Dataset rows for apps and sites:

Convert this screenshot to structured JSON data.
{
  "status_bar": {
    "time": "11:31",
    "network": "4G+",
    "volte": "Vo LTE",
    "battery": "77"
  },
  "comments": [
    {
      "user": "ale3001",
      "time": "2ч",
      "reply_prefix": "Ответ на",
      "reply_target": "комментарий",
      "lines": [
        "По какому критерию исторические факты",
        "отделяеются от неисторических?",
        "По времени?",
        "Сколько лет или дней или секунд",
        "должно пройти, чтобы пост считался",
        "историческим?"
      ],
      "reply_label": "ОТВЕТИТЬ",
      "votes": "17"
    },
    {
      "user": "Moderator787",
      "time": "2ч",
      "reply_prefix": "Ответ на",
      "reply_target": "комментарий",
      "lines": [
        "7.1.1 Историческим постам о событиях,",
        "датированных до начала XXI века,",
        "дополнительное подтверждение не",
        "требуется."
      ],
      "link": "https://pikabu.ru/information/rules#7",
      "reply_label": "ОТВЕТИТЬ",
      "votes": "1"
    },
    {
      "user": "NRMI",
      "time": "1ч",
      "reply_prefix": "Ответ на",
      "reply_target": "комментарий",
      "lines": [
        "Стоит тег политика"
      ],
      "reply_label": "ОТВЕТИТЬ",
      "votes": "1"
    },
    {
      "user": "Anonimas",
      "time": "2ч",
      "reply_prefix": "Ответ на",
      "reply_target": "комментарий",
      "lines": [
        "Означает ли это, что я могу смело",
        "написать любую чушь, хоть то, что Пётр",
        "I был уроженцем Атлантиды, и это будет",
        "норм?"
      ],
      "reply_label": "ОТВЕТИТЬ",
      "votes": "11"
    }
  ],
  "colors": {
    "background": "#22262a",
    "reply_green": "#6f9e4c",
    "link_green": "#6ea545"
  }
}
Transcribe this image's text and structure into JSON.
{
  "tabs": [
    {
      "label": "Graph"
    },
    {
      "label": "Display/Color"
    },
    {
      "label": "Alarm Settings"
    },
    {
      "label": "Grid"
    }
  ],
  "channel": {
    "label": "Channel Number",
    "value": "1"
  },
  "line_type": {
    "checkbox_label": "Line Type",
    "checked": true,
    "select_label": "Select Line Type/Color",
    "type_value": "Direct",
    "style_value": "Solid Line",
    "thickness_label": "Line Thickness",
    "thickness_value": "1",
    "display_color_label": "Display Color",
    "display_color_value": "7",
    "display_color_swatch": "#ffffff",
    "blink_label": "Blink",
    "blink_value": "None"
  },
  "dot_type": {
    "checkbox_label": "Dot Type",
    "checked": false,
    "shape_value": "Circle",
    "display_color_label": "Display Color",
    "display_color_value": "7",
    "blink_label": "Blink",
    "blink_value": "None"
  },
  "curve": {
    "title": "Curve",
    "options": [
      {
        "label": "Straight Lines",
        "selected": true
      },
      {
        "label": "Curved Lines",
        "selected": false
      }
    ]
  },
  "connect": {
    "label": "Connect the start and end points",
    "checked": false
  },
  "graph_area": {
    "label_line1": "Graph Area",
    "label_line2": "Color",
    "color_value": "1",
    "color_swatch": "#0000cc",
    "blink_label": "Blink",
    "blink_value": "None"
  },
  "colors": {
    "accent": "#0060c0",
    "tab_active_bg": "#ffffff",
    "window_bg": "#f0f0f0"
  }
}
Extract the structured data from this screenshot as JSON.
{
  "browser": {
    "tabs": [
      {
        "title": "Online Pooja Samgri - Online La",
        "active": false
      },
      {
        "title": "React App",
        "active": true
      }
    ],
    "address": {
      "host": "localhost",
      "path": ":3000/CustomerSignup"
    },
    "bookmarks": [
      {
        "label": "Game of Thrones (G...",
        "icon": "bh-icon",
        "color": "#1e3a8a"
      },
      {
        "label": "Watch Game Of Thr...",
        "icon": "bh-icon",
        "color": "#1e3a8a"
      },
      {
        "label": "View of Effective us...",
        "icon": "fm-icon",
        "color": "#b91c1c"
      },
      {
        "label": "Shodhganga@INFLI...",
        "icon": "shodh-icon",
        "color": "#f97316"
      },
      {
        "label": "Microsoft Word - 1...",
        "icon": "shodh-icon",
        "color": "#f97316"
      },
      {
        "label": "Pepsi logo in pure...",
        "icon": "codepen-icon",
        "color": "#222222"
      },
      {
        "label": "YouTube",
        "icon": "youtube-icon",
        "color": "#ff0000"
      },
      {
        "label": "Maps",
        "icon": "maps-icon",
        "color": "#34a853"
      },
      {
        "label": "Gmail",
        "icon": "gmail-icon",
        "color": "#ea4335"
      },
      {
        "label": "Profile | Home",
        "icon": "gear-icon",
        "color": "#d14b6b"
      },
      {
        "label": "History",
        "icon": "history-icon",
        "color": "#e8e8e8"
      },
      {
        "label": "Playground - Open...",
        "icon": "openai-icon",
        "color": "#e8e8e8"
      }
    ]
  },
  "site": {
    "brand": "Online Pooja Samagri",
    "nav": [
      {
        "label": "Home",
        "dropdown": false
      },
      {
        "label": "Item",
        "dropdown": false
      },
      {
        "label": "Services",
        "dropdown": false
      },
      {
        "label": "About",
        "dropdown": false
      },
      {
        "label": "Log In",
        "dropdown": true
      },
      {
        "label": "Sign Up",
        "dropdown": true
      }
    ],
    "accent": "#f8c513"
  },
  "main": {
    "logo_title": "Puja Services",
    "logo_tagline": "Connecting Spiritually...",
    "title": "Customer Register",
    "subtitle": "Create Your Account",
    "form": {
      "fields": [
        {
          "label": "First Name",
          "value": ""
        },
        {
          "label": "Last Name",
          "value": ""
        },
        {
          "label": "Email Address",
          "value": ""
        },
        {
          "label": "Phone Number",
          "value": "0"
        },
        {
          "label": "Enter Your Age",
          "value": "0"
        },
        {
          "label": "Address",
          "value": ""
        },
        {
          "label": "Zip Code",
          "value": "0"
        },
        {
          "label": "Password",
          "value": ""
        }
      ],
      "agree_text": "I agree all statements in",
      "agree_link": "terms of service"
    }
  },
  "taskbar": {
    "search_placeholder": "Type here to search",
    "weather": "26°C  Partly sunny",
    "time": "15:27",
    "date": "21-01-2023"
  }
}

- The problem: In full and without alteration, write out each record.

- Response to the task:
Convert this screenshot to structured JSON data.
{
  "status_bar": {
    "time": "11:31",
    "network": "4G+",
    "volte": "Vo LTE",
    "battery": "77"
  },
  "comments": [
    {
      "user": "ale3001",
      "time": "2ч",
      "reply_prefix": "Ответ на",
      "reply_target": "комментарий",
      "lines": [
        "По какому критерию исторические факты",
        "отделяеются от неисторических?",
        "По времени?",
        "Сколько лет или дней или секунд",
        "должно пройти, чтобы пост считался",
        "историческим?"
      ],
      "reply_label": "ОТВЕТИТЬ",
      "votes": "17"
    },
    {
      "user": "Moderator787",
      "time": "2ч",
      "reply_prefix": "Ответ на",
      "reply_target": "комментарий",
      "lines": [
        "7.1.1 Историческим постам о событиях,",
        "датированных до начала XXI века,",
        "дополнительное подтверждение не",
        "требуется."
      ],
      "link": "https://pikabu.ru/information/rules#7",
      "reply_label": "ОТВЕТИТЬ",
      "votes": "1"
    },
    {
      "user": "NRMI",
      "time": "1ч",
      "reply_prefix": "Ответ на",
      "reply_target": "комментарий",
      "lines": [
        "Стоит тег политика"
      ],
      "reply_label": "ОТВЕТИТЬ",
      "votes": "1"
    },
    {
      "user": "Anonimas",
      "time": "2ч",
      "reply_prefix": "Ответ на",
      "reply_target": "комментарий",
      "lines": [
        "Означает ли это, что я могу смело",
        "написать любую чушь, хоть то, что Пётр",
        "I был уроженцем Атлантиды, и это будет",
        "норм?"
      ],
      "reply_label": "ОТВЕТИТЬ",
      "votes": "11"
    }
  ],
  "colors": {
    "background": "#22262a",
    "reply_green": "#6f9e4c",
    "link_green": "#6ea545"
  }
}
Transcribe this image's text and structure into JSON.
{
  "tabs": [
    {
      "label": "Graph"
    },
    {
      "label": "Display/Color"
    },
    {
      "label": "Alarm Settings"
    },
    {
      "label": "Grid"
    }
  ],
  "channel": {
    "label": "Channel Number",
    "value": "1"
  },
  "line_type": {
    "checkbox_label": "Line Type",
    "checked": true,
    "select_label": "Select Line Type/Color",
    "type_value": "Direct",
    "style_value": "Solid Line",
    "thickness_label": "Line Thickness",
    "thickness_value": "1",
    "display_color_label": "Display Color",
    "display_color_value": "7",
    "display_color_swatch": "#ffffff",
    "blink_label": "Blink",
    "blink_value": "None"
  },
  "dot_type": {
    "checkbox_label": "Dot Type",
    "checked": false,
    "shape_value": "Circle",
    "display_color_label": "Display Color",
    "display_color_value": "7",
    "blink_label": "Blink",
    "blink_value": "None"
  },
  "curve": {
    "title": "Curve",
    "options": [
      {
        "label": "Straight Lines",
        "selected": true
      },
      {
        "label": "Curved Lines",
        "selected": false
      }
    ]
  },
  "connect": {
    "label": "Connect the start and end points",
    "checked": false
  },
  "graph_area": {
    "label_line1": "Graph Area",
    "label_line2": "Color",
    "color_value": "1",
    "color_swatch": "#0000cc",
    "blink_label": "Blink",
    "blink_value": "None"
  },
  "colors": {
    "accent": "#0060c0",
    "tab_active_bg": "#ffffff",
    "window_bg": "#f0f0f0"
  }
}
Extract the structured data from this screenshot as JSON.
{
  "browser": {
    "tabs": [
      {
        "title": "Online Pooja Samgri - Online La",
        "active": false
      },
      {
        "title": "React App",
        "active": true
      }
    ],
    "address": {
      "host": "localhost",
      "path": ":3000/CustomerSignup"
    },
    "bookmarks": [
      {
        "label": "Game of Thrones (G...",
        "icon": "bh-icon",
        "color": "#1e3a8a"
      },
      {
        "label": "Watch Game Of Thr...",
        "icon": "bh-icon",
        "color": "#1e3a8a"
      },
      {
        "label": "View of Effective us...",
        "icon": "fm-icon",
        "color": "#b91c1c"
      },
      {
        "label": "Shodhganga@INFLI...",
        "icon": "shodh-icon",
        "color": "#f97316"
      },
      {
        "label": "Microsoft Word - 1...",
        "icon": "shodh-icon",
        "color": "#f97316"
      },
      {
        "label": "Pepsi logo in pure...",
        "icon": "codepen-icon",
        "color": "#222222"
      },
      {
        "label": "YouTube",
        "icon": "youtube-icon",
        "color": "#ff0000"
      },
      {
        "label": "Maps",
        "icon": "maps-icon",
        "color": "#34a853"
      },
      {
        "label": "Gmail",
        "icon": "gmail-icon",
        "color": "#ea4335"
      },
      {
        "label": "Profile | Home",
        "icon": "gear-icon",
        "color": "#d14b6b"
      },
      {
        "label": "History",
        "icon": "history-icon",
        "color": "#e8e8e8"
      },
      {
        "label": "Playground - Open...",
        "icon": "openai-icon",
        "color": "#e8e8e8"
      }
    ]
  },
  "site": {
    "brand": "Online Pooja Samagri",
    "nav": [
      {
        "label": "Home",
        "dropdown": false
      },
      {
        "label": "Item",
        "dropdown": false
      },
      {
        "label": "Services",
        "dropdown": false
      },
      {
        "label": "About",
        "dropdown": false
      },
      {
        "label": "Log In",
        "dropdown": true
      },
      {
        "label": "Sign Up",
        "dropdown": true
      }
    ],
    "accent": "#f8c513"
  },
  "main": {
    "logo_title": "Puja Services",
    "logo_tagline": "Connecting Spiritually...",
    "title": "Customer Register",
    "subtitle": "Create Your Account",
    "form": {
      "fields": [
        {
          "label": "First Name",
          "value": ""
        },
        {
          "label": "Last Name",
          "value": ""
        },
        {
          "label": "Email Address",
          "value": ""
        },
        {
          "label": "Phone Number",
          "value": "0"
        },
        {
          "label": "Enter Your Age",
          "value": "0"
        },
        {
          "label": "Address",
          "value": ""
        },
        {
          "label": "Zip Code",
          "value": "0"
        },
        {
          "label": "Password",
          "value": ""
        }
      ],
      "agree_text": "I agree all statements in",
      "agree_link": "terms of service"
    }
  },
  "taskbar": {
    "search_placeholder": "Type here to search",
    "weather": "26°C  Partly sunny",
    "time": "15:27",
    "date": "21-01-2023"
  }
}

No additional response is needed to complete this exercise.